* What to do *
Give the data again exactly as written, skipping any pictures.

* Available data *
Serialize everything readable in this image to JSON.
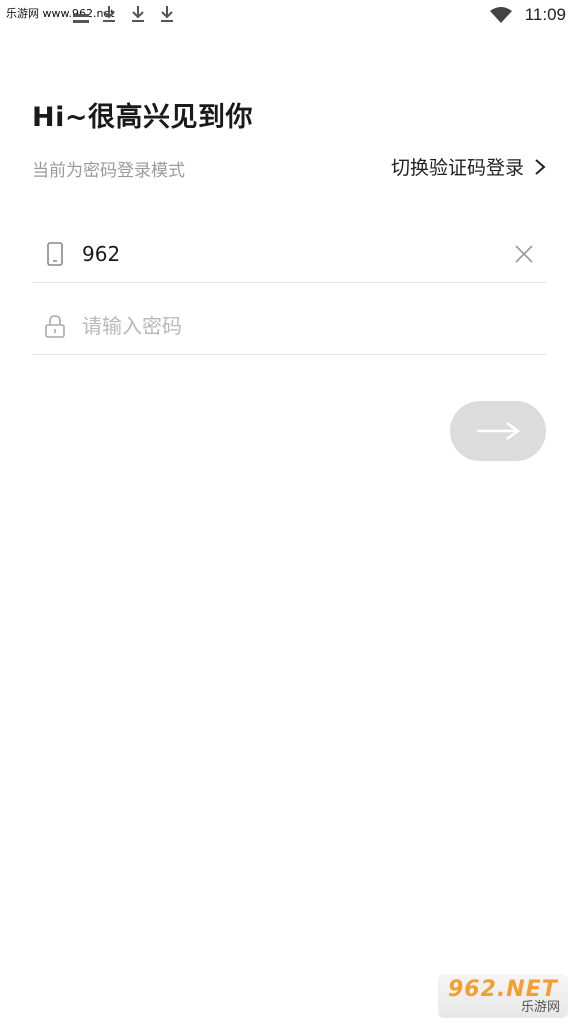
{
  "status_bar": {
    "watermark_text": "乐游网 www.962.net",
    "time": "11:09",
    "icons": [
      "notification-icon",
      "download-icon",
      "download-icon",
      "download-icon",
      "wifi-icon"
    ]
  },
  "header": {
    "title": "Hi~很高兴见到你",
    "mode_text": "当前为密码登录模式",
    "switch_label": "切换验证码登录"
  },
  "form": {
    "phone": {
      "value": "962",
      "icon": "phone-icon"
    },
    "password": {
      "value": "",
      "placeholder": "请输入密码",
      "icon": "lock-icon"
    },
    "submit_icon": "arrow-right-icon"
  },
  "watermark": {
    "top": "962.NET",
    "bottom": "乐游网"
  },
  "colors": {
    "text_primary": "#1a1a1a",
    "text_secondary": "#9a9a9a",
    "placeholder": "#b8b8b8",
    "divider": "#e3e3e3",
    "button_disabled": "#dcdcdc",
    "watermark_orange": "#f19a28"
  }
}
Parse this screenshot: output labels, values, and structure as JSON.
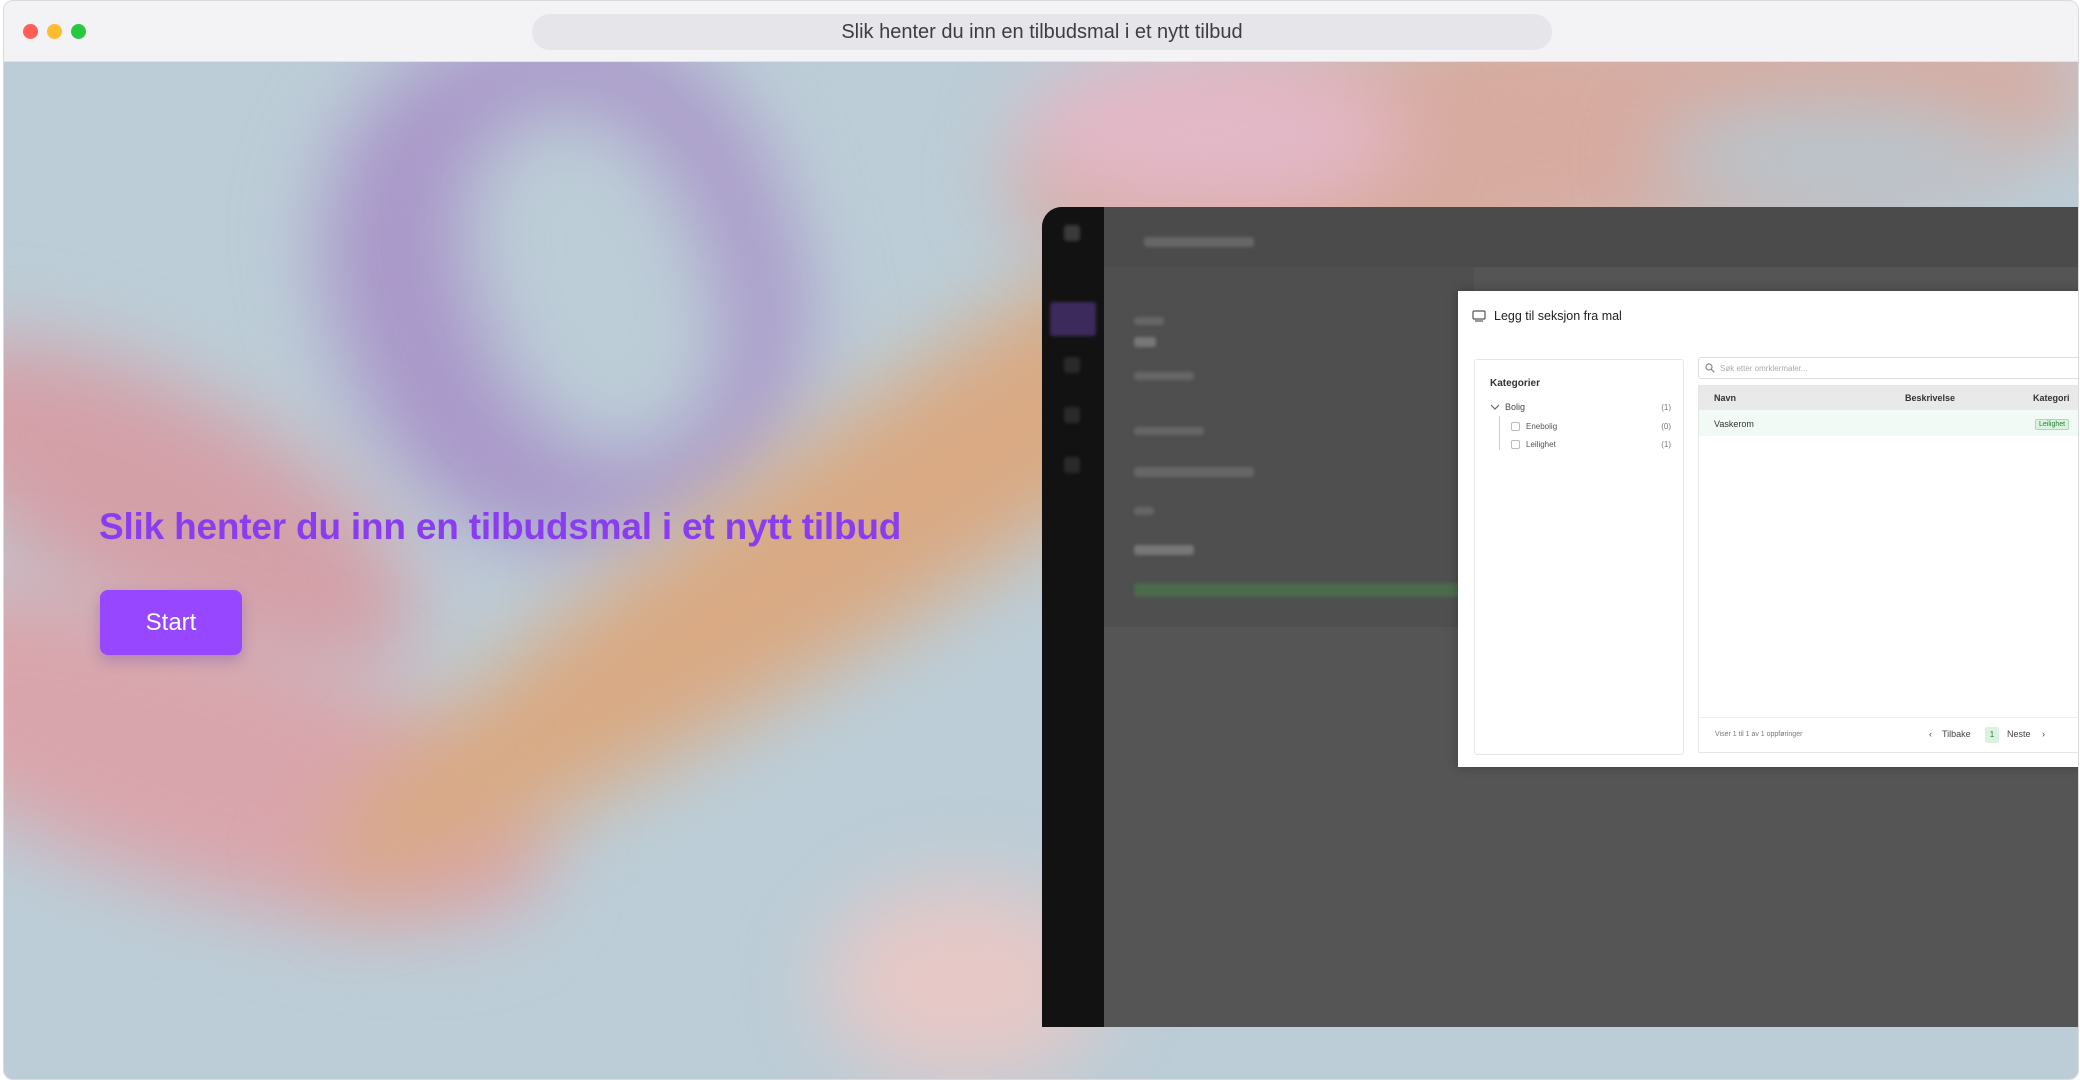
{
  "window": {
    "url_title": "Slik henter du inn en tilbudsmal i et nytt tilbud"
  },
  "hero": {
    "headline": "Slik henter du inn en tilbudsmal i et nytt tilbud",
    "start_label": "Start",
    "accent": "#9747ff"
  },
  "modal": {
    "title": "Legg til seksjon fra mal",
    "categories": {
      "heading": "Kategorier",
      "items": [
        {
          "label": "Bolig",
          "count": "(1)"
        },
        {
          "label": "Enebolig",
          "count": "(0)"
        },
        {
          "label": "Leilighet",
          "count": "(1)"
        }
      ]
    },
    "search_placeholder": "Søk etter omrklermaler...",
    "table": {
      "columns": [
        "Navn",
        "Beskrivelse",
        "Kategori"
      ],
      "rows": [
        {
          "navn": "Vaskerom",
          "beskrivelse": "",
          "kategori": "Leilighet"
        }
      ]
    },
    "pagination": {
      "info": "Viser 1 til 1 av 1 oppføringer",
      "prev_label": "Tilbake",
      "current_page": "1",
      "next_label": "Neste"
    }
  }
}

* Written answer *
Serialize everything readable in this image to JSON.
{
  "status_bar": {
    "watermark_text": "乐游网 www.962.net",
    "time": "11:09",
    "icons": [
      "notification-icon",
      "download-icon",
      "download-icon",
      "download-icon",
      "wifi-icon"
    ]
  },
  "header": {
    "title": "Hi~很高兴见到你",
    "mode_text": "当前为密码登录模式",
    "switch_label": "切换验证码登录"
  },
  "form": {
    "phone": {
      "value": "962",
      "icon": "phone-icon"
    },
    "password": {
      "value": "",
      "placeholder": "请输入密码",
      "icon": "lock-icon"
    },
    "submit_icon": "arrow-right-icon"
  },
  "watermark": {
    "top": "962.NET",
    "bottom": "乐游网"
  },
  "colors": {
    "text_primary": "#1a1a1a",
    "text_secondary": "#9a9a9a",
    "placeholder": "#b8b8b8",
    "divider": "#e3e3e3",
    "button_disabled": "#dcdcdc",
    "watermark_orange": "#f19a28"
  }
}
Parse this screenshot: output labels, values, and structure as JSON.
{
  "window": {
    "url_title": "Slik henter du inn en tilbudsmal i et nytt tilbud"
  },
  "hero": {
    "headline": "Slik henter du inn en tilbudsmal i et nytt tilbud",
    "start_label": "Start",
    "accent": "#9747ff"
  },
  "modal": {
    "title": "Legg til seksjon fra mal",
    "categories": {
      "heading": "Kategorier",
      "items": [
        {
          "label": "Bolig",
          "count": "(1)"
        },
        {
          "label": "Enebolig",
          "count": "(0)"
        },
        {
          "label": "Leilighet",
          "count": "(1)"
        }
      ]
    },
    "search_placeholder": "Søk etter omrklermaler...",
    "table": {
      "columns": [
        "Navn",
        "Beskrivelse",
        "Kategori"
      ],
      "rows": [
        {
          "navn": "Vaskerom",
          "beskrivelse": "",
          "kategori": "Leilighet"
        }
      ]
    },
    "pagination": {
      "info": "Viser 1 til 1 av 1 oppføringer",
      "prev_label": "Tilbake",
      "current_page": "1",
      "next_label": "Neste"
    }
  }
}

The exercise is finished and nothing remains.